[18]. Id. at 663.

[19]. Arbil, supra note 1, at 720.

[20]. Id. at 699 n.74.

[21]. Nor are they intrinsically harmful.  The point of the service is, after all, to communicate.

[22]. Carnegie Mellon Professor Alessandro Acquisti evidences this phenomenon in forthcoming work.

[23]. Leslie K. John, Alessandro Acquisti & George Loewenstein, Strangers on a Plane: Context-Dependent Willingness to Divulge Sensitive Information, 37 J. Consumer Res. 858, 868–69 (2011).

[24]. See Children’s Online Privacy Protection Act of 1998, 15 U.S.C. §§ 6501–6506 (2006).

[25]. Oscar Newman, Defensible Space: Crime Prevention Through Urban Design (1972) (arguing that architecture and urban design influence negative social behavior).

[26]. See, e.g., Nancy Kim, Online Contracts: Form as Function (2010) (unpublished manuscript) (on file with author); cf. Nancy Kim, Website Proprietorship and Online Harassment, 2009 Utah L. Rev. 993, 1014–17 (2009) (describing contractual and architectural techniques to constrain online harassment).

[27]. See, e.g., Woodrow Hartzog, Promises and Privacy: Promissory Estoppel and Confidential Disclosure in Online Communities, 82 Temp. L. Rev. 891, 907–08 (2009); Woodrow Hartzog, Website Design as Contract, 60 Am. U. L. Rev. (forthcoming 2011).
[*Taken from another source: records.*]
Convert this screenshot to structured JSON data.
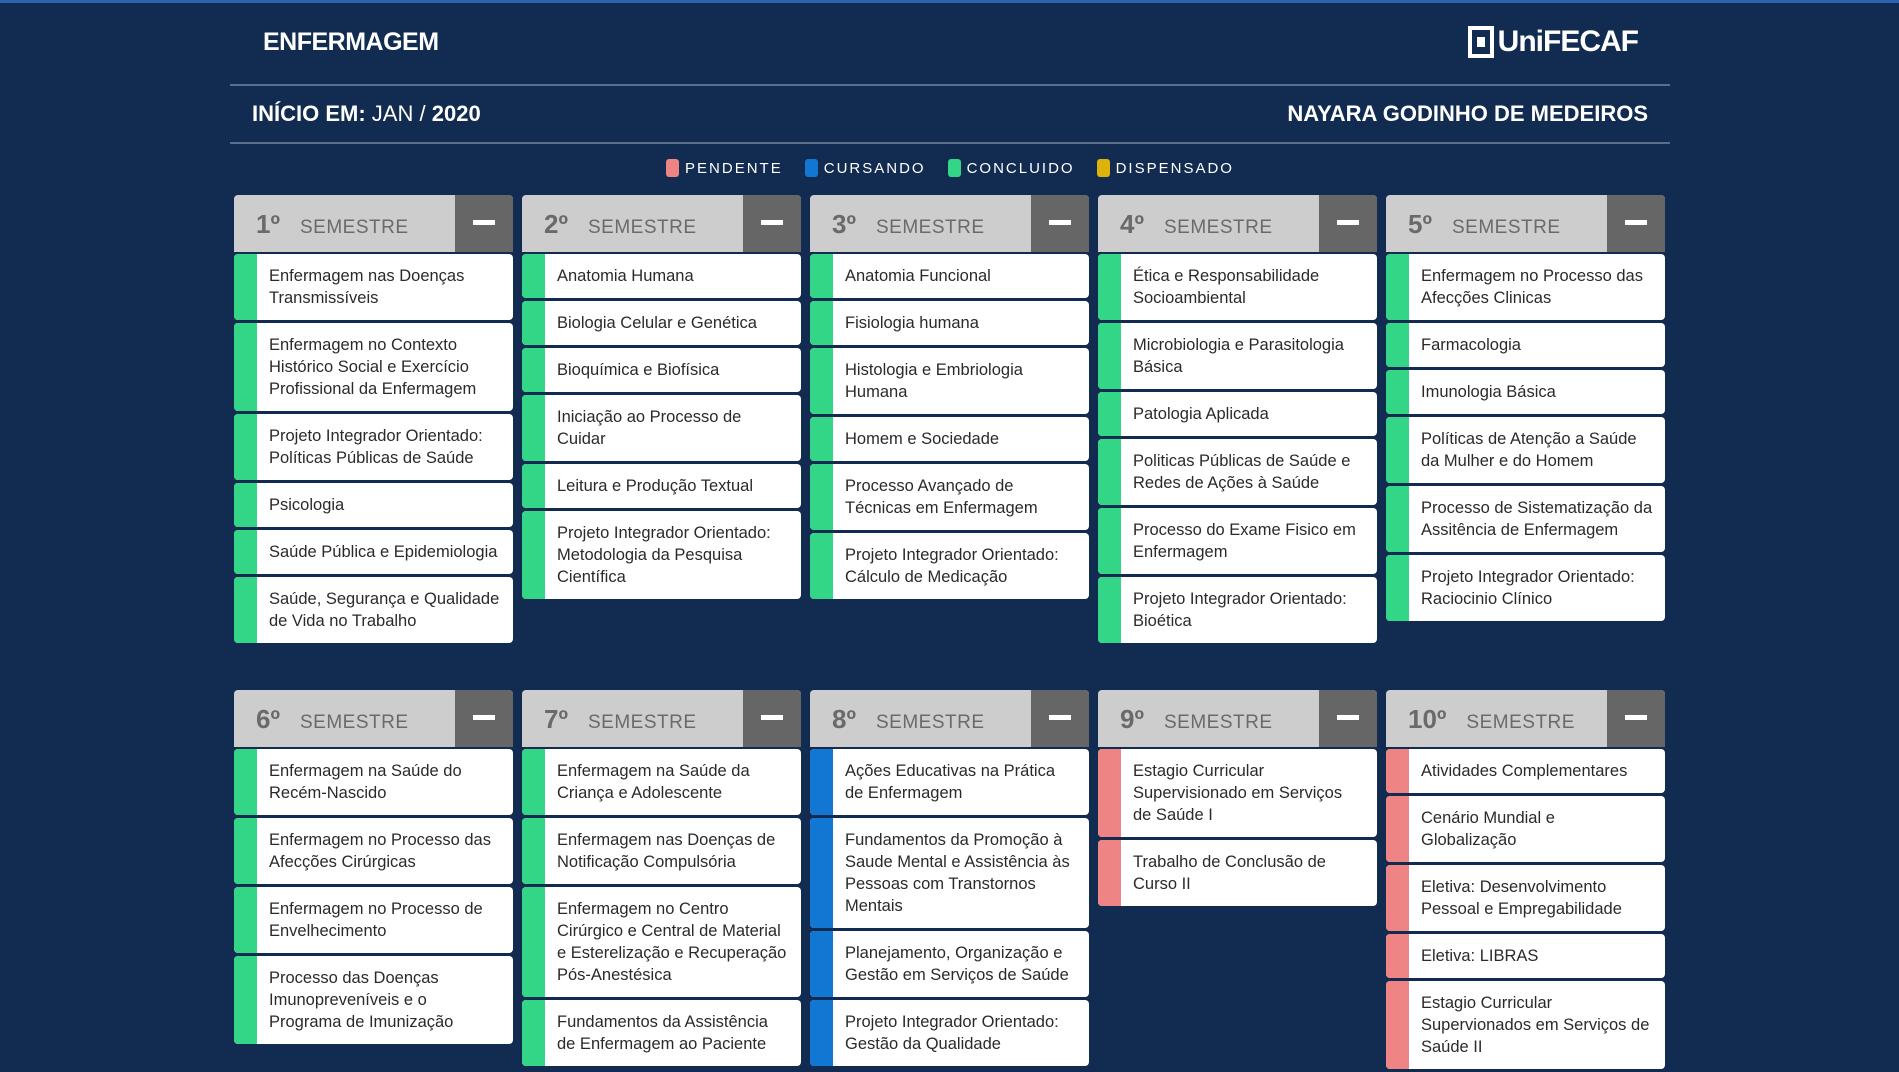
{
  "header": {
    "course": "ENFERMAGEM",
    "logo": "UniFECAF",
    "start_label": "INÍCIO EM:",
    "start_month": "JAN",
    "start_sep": "/",
    "start_year": "2020",
    "student": "NAYARA GODINHO DE MEDEIROS"
  },
  "legend": [
    {
      "label": "PENDENTE",
      "color": "#ee8483"
    },
    {
      "label": "CURSANDO",
      "color": "#1276d3"
    },
    {
      "label": "CONCLUIDO",
      "color": "#33d687"
    },
    {
      "label": "DISPENSADO",
      "color": "#dcb20b"
    }
  ],
  "semester_label": "SEMESTRE",
  "semesters": [
    {
      "num": "1º",
      "status": "CONCLUIDO",
      "items": [
        "Enfermagem nas Doenças Transmissíveis",
        "Enfermagem no Contexto Histórico Social e Exercício Profissional da Enfermagem",
        "Projeto Integrador Orientado: Políticas Públicas de Saúde",
        "Psicologia",
        "Saúde Pública e Epidemiologia",
        "Saúde, Segurança e Qualidade de Vida no Trabalho"
      ]
    },
    {
      "num": "2º",
      "status": "CONCLUIDO",
      "items": [
        "Anatomia Humana",
        "Biologia Celular e Genética",
        "Bioquímica e Biofísica",
        "Iniciação ao Processo de Cuidar",
        "Leitura e Produção Textual",
        "Projeto Integrador Orientado: Metodologia da Pesquisa Científica"
      ]
    },
    {
      "num": "3º",
      "status": "CONCLUIDO",
      "items": [
        "Anatomia Funcional",
        "Fisiologia humana",
        "Histologia e Embriologia Humana",
        "Homem e Sociedade",
        "Processo Avançado de Técnicas em Enfermagem",
        "Projeto Integrador Orientado: Cálculo de Medicação"
      ]
    },
    {
      "num": "4º",
      "status": "CONCLUIDO",
      "items": [
        "Ética e Responsabilidade Socioambiental",
        "Microbiologia e Parasitologia Básica",
        "Patologia Aplicada",
        "Politicas Públicas de Saúde e Redes de Ações à Saúde",
        "Processo do Exame Fisico em Enfermagem",
        "Projeto Integrador Orientado: Bioética"
      ]
    },
    {
      "num": "5º",
      "status": "CONCLUIDO",
      "items": [
        "Enfermagem no Processo das Afecções Clinicas",
        "Farmacologia",
        "Imunologia Básica",
        "Políticas de Atenção a Saúde da Mulher e do Homem",
        "Processo de Sistematização da Assitência de Enfermagem",
        "Projeto Integrador Orientado: Raciocinio Clínico"
      ]
    },
    {
      "num": "6º",
      "status": "CONCLUIDO",
      "items": [
        "Enfermagem na Saúde do Recém-Nascido",
        "Enfermagem no Processo das Afecções Cirúrgicas",
        "Enfermagem no Processo de Envelhecimento",
        "Processo das Doenças Imunopreveníveis e o Programa de Imunização"
      ]
    },
    {
      "num": "7º",
      "status": "CONCLUIDO",
      "items": [
        "Enfermagem na Saúde da Criança e Adolescente",
        "Enfermagem nas Doenças de Notificação Compulsória",
        "Enfermagem no Centro Cirúrgico e Central de Material e Esterelização e Recuperação Pós-Anestésica",
        "Fundamentos da Assistência de Enfermagem ao Paciente"
      ]
    },
    {
      "num": "8º",
      "status": "CURSANDO",
      "items": [
        "Ações Educativas na Prática de Enfermagem",
        "Fundamentos da Promoção à Saude Mental e Assistência às Pessoas com Transtornos Mentais",
        "Planejamento, Organização e Gestão em Serviços de Saúde",
        "Projeto Integrador Orientado: Gestão da Qualidade"
      ]
    },
    {
      "num": "9º",
      "status": "PENDENTE",
      "items": [
        "Estagio Curricular Supervisionado em Serviços de Saúde I",
        "Trabalho de Conclusão de Curso II"
      ]
    },
    {
      "num": "10º",
      "status": "PENDENTE",
      "items": [
        "Atividades Complementares",
        "Cenário Mundial e Globalização",
        "Eletiva: Desenvolvimento Pessoal e Empregabilidade",
        "Eletiva: LIBRAS",
        "Estagio Curricular Supervionados em Serviços de Saúde II"
      ]
    }
  ]
}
[28]. See, e.g., Steve Lohr, Redrawing the Route to Online Privacy, N.Y. Times, Feb. 28, 2010, at BU4 (“M. Ryan Calo, . . . at the Center for Internet and Society at the Stanford Law School, is exploring technologies that deliver ‘visceral notice.’  His research involves voice and animation technology that emulates humans.”).